I write the histories of the place where I live. Writing Florida's forgotten histories allows me to live fully in this place. Everywhere around me has a different presence, since I have delved into the everything from the geologic events that created the landscape, the fauna and to the numerous people that lived in and were connected to this place over the past 13,000 years.
Charlotte Harbor is a unifying theme that connects all of my books.
When I share my histories with others, the most common response is "why haven't I heard about that before/". I know because that was my response to some incredible facts and histories that I discovered when I retired here in 2016.

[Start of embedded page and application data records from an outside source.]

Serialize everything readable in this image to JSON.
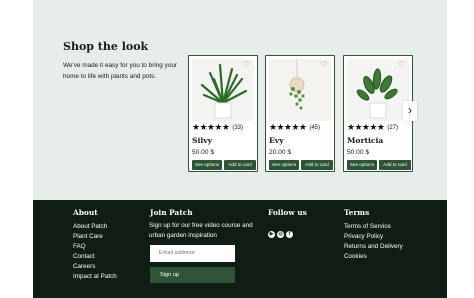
{
  "shop": {
    "title": "Shop the look",
    "text": "We've made it easy for you to bring your home to life with plants and pots."
  },
  "products": [
    {
      "name": "Silvy",
      "price": "50.00 $",
      "rating": "★★★★★",
      "count": "(33)",
      "options_label": "See options",
      "add_label": "Add to card"
    },
    {
      "name": "Evy",
      "price": "20.00 $",
      "rating": "★★★★★",
      "count": "(45)",
      "options_label": "See options",
      "add_label": "Add to card"
    },
    {
      "name": "Morticia",
      "price": "50.00 $",
      "rating": "★★★★★",
      "count": "(27)",
      "options_label": "See options",
      "add_label": "Add to card"
    }
  ],
  "icons": {
    "heart": "♡",
    "next": "›"
  },
  "footer": {
    "about": {
      "title": "About",
      "links": [
        "About Patch",
        "Plant Care",
        "FAQ",
        "Contact",
        "Careers",
        "Impact at Patch"
      ]
    },
    "join": {
      "title": "Join Patch",
      "text": "Sign up for our free video course and urban garden inspiration",
      "placeholder": "Email address",
      "button": "Sign up"
    },
    "follow": {
      "title": "Follow us",
      "icons": [
        "youtube-icon",
        "instagram-icon",
        "facebook-icon"
      ],
      "glyphs": [
        "▶",
        "◎",
        "f"
      ]
    },
    "terms": {
      "title": "Terms",
      "links": [
        "Terms of Service",
        "Privacy Policy",
        "Returns and Delivery",
        "Cookies"
      ]
    }
  },
  "colors": {
    "shop_bg": "#e7ede8",
    "accent": "#2f5338",
    "footer_bg": "#0f1d14",
    "heart": "#d54b84"
  }
}
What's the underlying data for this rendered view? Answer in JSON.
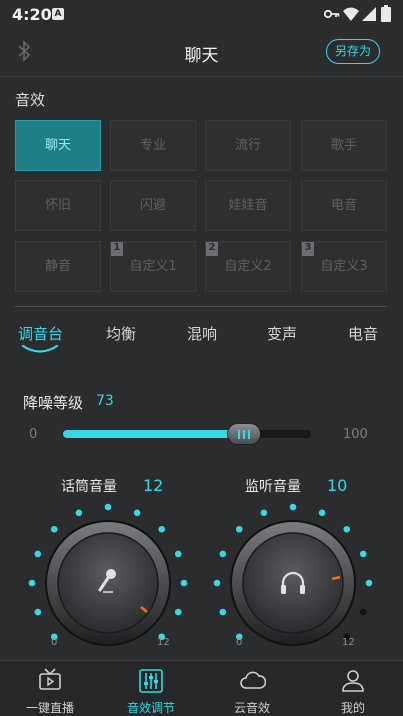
{
  "status_bar": {
    "time": "4:20",
    "notification": "A"
  },
  "header": {
    "title": "聊天",
    "save_as": "另存为"
  },
  "section_title": "音效",
  "presets": [
    {
      "label": "聊天",
      "active": true
    },
    {
      "label": "专业"
    },
    {
      "label": "流行"
    },
    {
      "label": "歌手"
    },
    {
      "label": "怀旧"
    },
    {
      "label": "闪避"
    },
    {
      "label": "娃娃音"
    },
    {
      "label": "电音"
    },
    {
      "label": "静音"
    },
    {
      "label": "自定义1",
      "badge": "1"
    },
    {
      "label": "自定义2",
      "badge": "2"
    },
    {
      "label": "自定义3",
      "badge": "3"
    }
  ],
  "tabs": [
    "调音台",
    "均衡",
    "混响",
    "变声",
    "电音"
  ],
  "noise": {
    "label": "降噪等级",
    "value": "73",
    "min": "0",
    "max": "100",
    "level": 0.73
  },
  "mic": {
    "label": "话筒音量",
    "value": "12",
    "min": "0",
    "max": "12",
    "icon": "microphone-icon"
  },
  "monitor": {
    "label": "监听音量",
    "value": "10",
    "min": "0",
    "max": "12",
    "icon": "headphones-icon"
  },
  "nav": [
    {
      "label": "一键直播",
      "icon": "tv-icon"
    },
    {
      "label": "音效调节",
      "icon": "equalizer-icon",
      "active": true
    },
    {
      "label": "云音效",
      "icon": "cloud-icon"
    },
    {
      "label": "我的",
      "icon": "person-icon"
    }
  ],
  "colors": {
    "accent": "#36d8e6",
    "background": "#2b2c2e",
    "preset_active": "#1e7f88",
    "knob_marker": "#ff6a1a"
  }
}
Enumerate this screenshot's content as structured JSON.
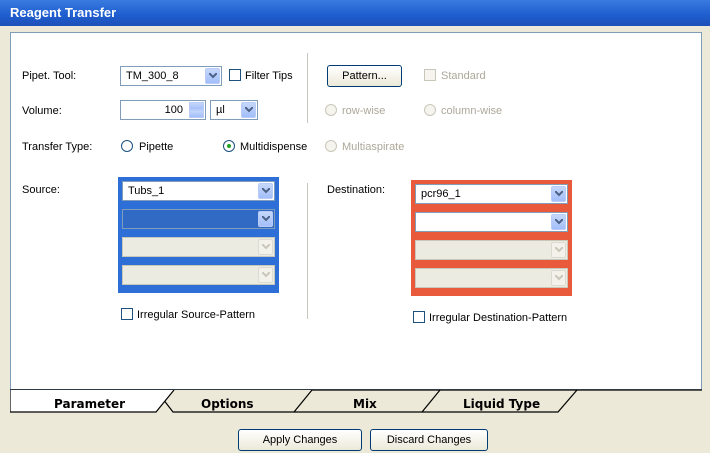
{
  "window": {
    "title": "Reagent Transfer"
  },
  "pipet_tool": {
    "label": "Pipet. Tool:",
    "value": "TM_300_8",
    "filter_tips_label": "Filter Tips"
  },
  "volume": {
    "label": "Volume:",
    "value": "100",
    "unit": "µl"
  },
  "pattern": {
    "button_label": "Pattern...",
    "standard_label": "Standard",
    "row_wise_label": "row-wise",
    "column_wise_label": "column-wise"
  },
  "transfer_type": {
    "label": "Transfer Type:",
    "pipette": "Pipette",
    "multidispense": "Multidispense",
    "multiaspirate": "Multiaspirate",
    "selected": "Multidispense"
  },
  "source": {
    "label": "Source:",
    "values": [
      "Tubs_1",
      "",
      "",
      ""
    ],
    "irregular_label": "Irregular Source-Pattern"
  },
  "destination": {
    "label": "Destination:",
    "values": [
      "pcr96_1",
      "",
      "",
      ""
    ],
    "irregular_label": "Irregular Destination-Pattern"
  },
  "tabs": [
    {
      "label": "Parameter",
      "active": true
    },
    {
      "label": "Options",
      "active": false
    },
    {
      "label": "Mix",
      "active": false
    },
    {
      "label": "Liquid Type",
      "active": false
    }
  ],
  "actions": {
    "apply": "Apply Changes",
    "discard": "Discard Changes"
  },
  "colors": {
    "title_bar": "#1f5fd0",
    "source_accent": "#2d6fd6",
    "destination_accent": "#e95a3d",
    "radio_selected": "#21a121"
  }
}
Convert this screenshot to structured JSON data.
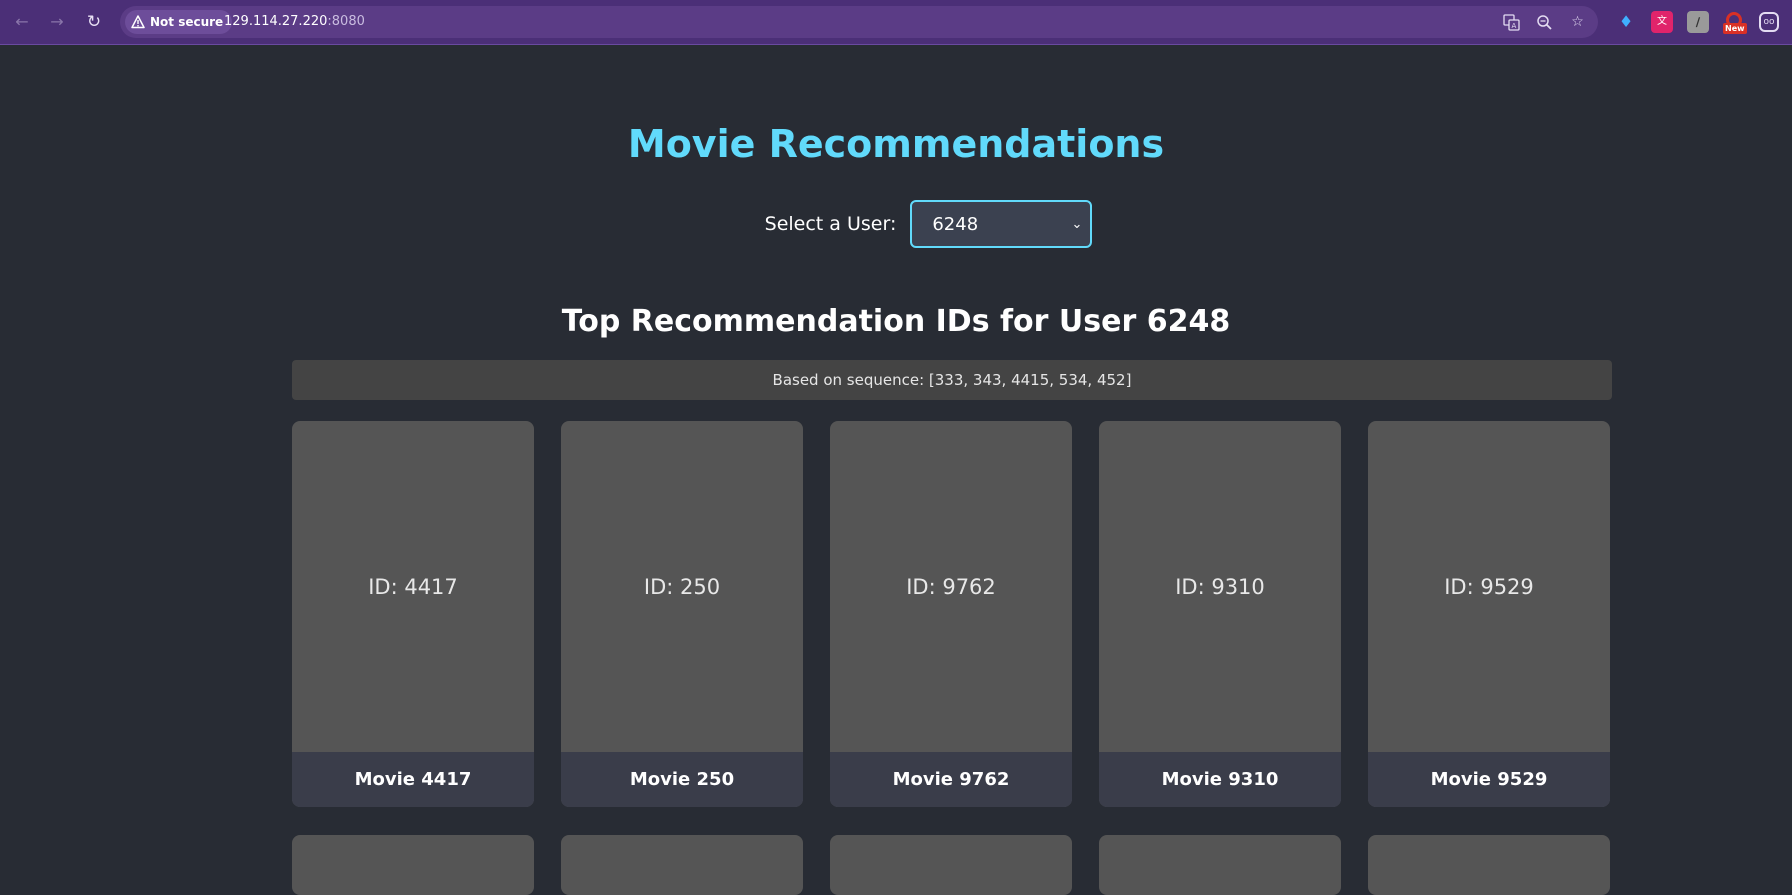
{
  "browser": {
    "security_label": "Not secure",
    "url_host": "129.114.27.220",
    "url_port": ":8080",
    "icons": [
      "back-arrow-icon",
      "forward-arrow-icon",
      "reload-icon",
      "warning-icon",
      "translate-icon",
      "zoom-icon",
      "star-icon"
    ],
    "extensions": [
      "gem-extension-icon",
      "pink-extension-icon",
      "gray-extension-icon",
      "red-extension-icon",
      "dashboard-extension-icon"
    ],
    "new_badge": "New"
  },
  "app": {
    "title": "Movie Recommendations",
    "user_label": "Select a User:",
    "selected_user": "6248",
    "subtitle": "Top Recommendation IDs for User 6248",
    "sequence_text": "Based on sequence: [333, 343, 4415, 534, 452]"
  },
  "movies": [
    {
      "id_label": "ID: 4417",
      "title": "Movie 4417"
    },
    {
      "id_label": "ID: 250",
      "title": "Movie 250"
    },
    {
      "id_label": "ID: 9762",
      "title": "Movie 9762"
    },
    {
      "id_label": "ID: 9310",
      "title": "Movie 9310"
    },
    {
      "id_label": "ID: 9529",
      "title": "Movie 9529"
    }
  ],
  "colors": {
    "accent": "#61dafb",
    "background": "#282c34",
    "card": "#555555",
    "caption": "#3a3d4a",
    "chrome": "#4b2f77"
  }
}
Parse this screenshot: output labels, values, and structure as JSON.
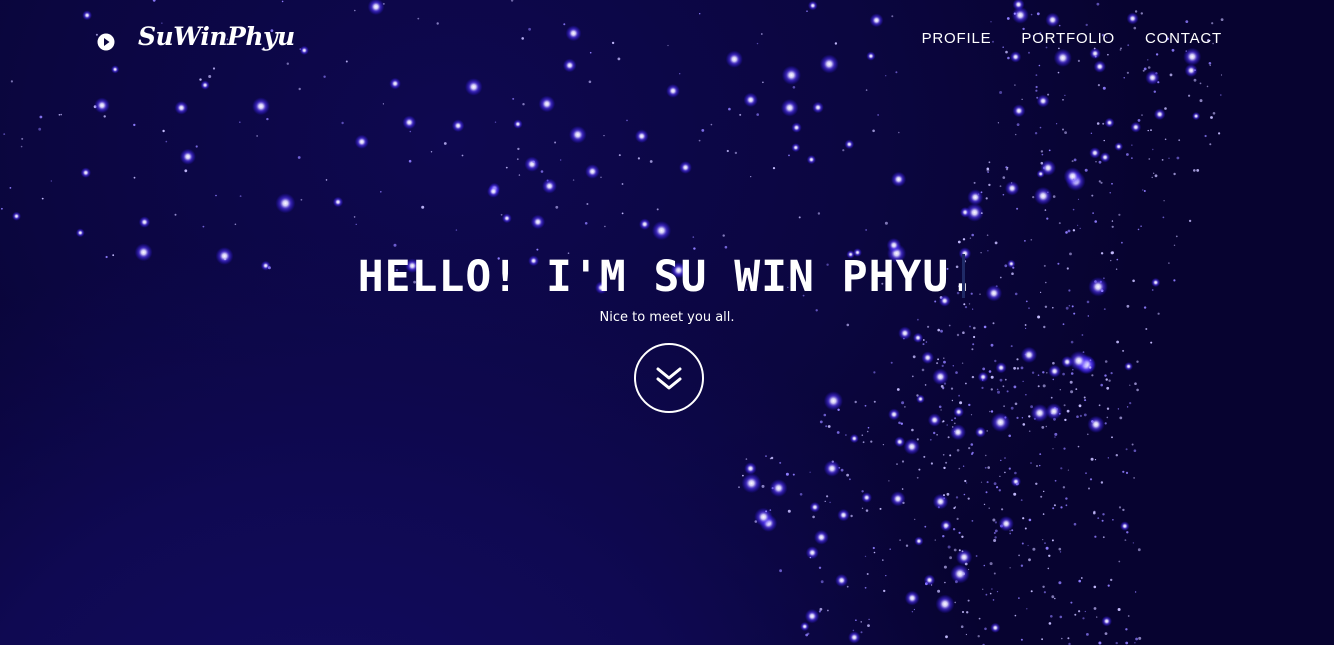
{
  "brand": {
    "name": "SuWinPhyu",
    "icon": "play-circle-icon"
  },
  "nav": {
    "items": [
      {
        "label": "PROFILE"
      },
      {
        "label": "PORTFOLIO"
      },
      {
        "label": "CONTACT"
      }
    ]
  },
  "hero": {
    "headline": "HELLO! I'M SU WIN PHYU.",
    "tagline": "Nice to meet you all.",
    "scroll_icon": "double-chevron-down-icon"
  },
  "colors": {
    "background": "#0b0640",
    "star_glow": "#4a2bff",
    "text": "#ffffff"
  }
}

I have been an interdisciplinary learner and teacher all my life. My bookshelves are filled with books on every subject and in most disciplines. As an artist and teacher by profession, I have always seen connections that most people do not recognize.. I never thought about being a writer of history. Florida, specifically "forgotten Florida" called this new chapter in my life forward. Once you make new discoveries, important ones, they must be shared. Every book proposal that I have submitted to a publisher, states upfront, that If I don't write this story and you don't publish it, it will be lost to future generations..
Since the 1920s Florida has been a winter destination. People come and go. Rootless people in places overtime actually lose their histories and stories. Similar to its beautiful natural environment, Florida's stories are also endangered. Each one of my histories, slows you down enough to
learn the stories of places and people long-gone, but now remembered. All my subjects as as relevant today as they were in the past, and some more so. I hope you enjoy them.
Now in 2020, I start yet another venture ,creating history. Sometimes, it is not just enough to reflect on and chronical the past. It is time to submit your talents and insights to the social good, thus putting into action the lessons from history.